Wednesday, March 14, 2007

Slaves in paradise, Tsvangirai to hospital and Tracy Quan downtown

My new article for the Inter Press Service, on the Esclaves au Paradis (Slaves in Paradise) exhibit, Father Christopher Hartley and the state of Haitians laboring in the Dominican Republic, was published yesterday and can be read here. I was going to post it yesterday but thought that, given the situation with Morgan Tsvangirai and the Movement for Democratic Change in Zimbabwe, it could wait until today.

Reuters reports today that Tsvangirai is now in intensive care with a broken skull, after having been released from police custody along with 30 other opposition figures arrested on Sunday. But, given the track record of the Zimbabwe government up until this point, it would appear that this crisis is far from over and continued vigilance is required. Many thanks to all of you who wrote, called or faxed the Zimbabwean embassies in the U.S. and the U.K.

On a far lighter note, my friend Tracy Quan will be having a reading tonight at East 9th Street’s Manhattan nightspot Solas, for any of those who are in town, celebrating her "special relationship with the Upper East Side," a neighborhood I have never been able to afford to live in (being a Brooklyn and Queens boy) but have visited from time to time.

1 comment:

Tracy Q said...

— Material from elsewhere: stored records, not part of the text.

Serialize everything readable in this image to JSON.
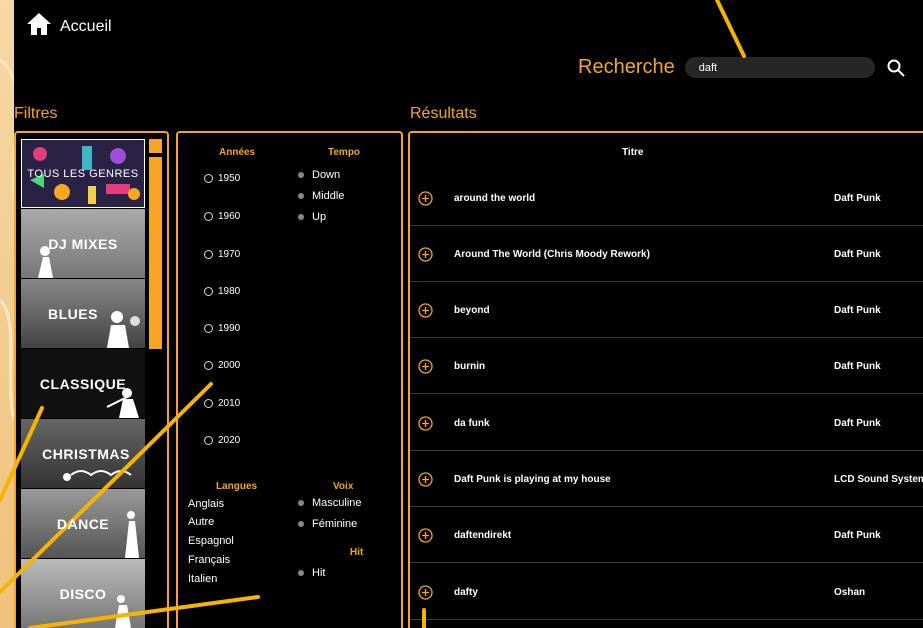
{
  "header": {
    "home_label": "Accueil",
    "home_icon": "home-icon"
  },
  "search": {
    "label": "Recherche",
    "value": "daft",
    "icon": "search-icon"
  },
  "sections": {
    "filters": "Filtres",
    "results": "Résultats"
  },
  "genres": [
    {
      "label": "TOUS LES GENRES",
      "selected": true
    },
    {
      "label": "DJ MIXES"
    },
    {
      "label": "BLUES"
    },
    {
      "label": "CLASSIQUE"
    },
    {
      "label": "CHRISTMAS"
    },
    {
      "label": "DANCE"
    },
    {
      "label": "DISCO"
    }
  ],
  "filters": {
    "years_label": "Années",
    "years": [
      "1950",
      "1960",
      "1970",
      "1980",
      "1990",
      "2000",
      "2010",
      "2020"
    ],
    "tempo_label": "Tempo",
    "tempo": [
      "Down",
      "Middle",
      "Up"
    ],
    "langues_label": "Langues",
    "langues": [
      "Anglais",
      "Autre",
      "Espagnol",
      "Français",
      "Italien"
    ],
    "voix_label": "Voix",
    "voix": [
      "Masculine",
      "Féminine"
    ],
    "hit_label": "Hit",
    "hit": [
      "Hit"
    ]
  },
  "results": {
    "column_title": "Titre",
    "rows": [
      {
        "title": "around the world",
        "artist": "Daft Punk"
      },
      {
        "title": "Around The World (Chris Moody Rework)",
        "artist": "Daft Punk"
      },
      {
        "title": "beyond",
        "artist": "Daft Punk"
      },
      {
        "title": "burnin",
        "artist": "Daft Punk"
      },
      {
        "title": "da funk",
        "artist": "Daft Punk"
      },
      {
        "title": "Daft Punk is playing at my house",
        "artist": "LCD Sound System"
      },
      {
        "title": "daftendirekt",
        "artist": "Daft Punk"
      },
      {
        "title": "dafty",
        "artist": "Oshan"
      }
    ]
  },
  "colors": {
    "accent": "#f6a623",
    "background": "#000000",
    "row_divider": "#3a3a3a"
  }
}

Hi Michael! Thanks for announcing our event which went nicely, I think. Actually, lots of people are on the Upper E Side because they can't afford to live anywhere else. That's long been the case, but it's more and more true, as other parts of Manhattan, Brooklyn (and probably Queens!) spiral into fashion. There are, of course, different ideas about what constitutes the UES. West of Lexington is astronomically priced, but the area I talk about is closer to York Ave. On the wall of PS 158, you can still see a sign indicating that it was once called Avenue A. If you take a closer look at the street scape and the condition of some buildings, on your next visit, you'll see what I'm talking about... The old working class parts of Yorkville are still present.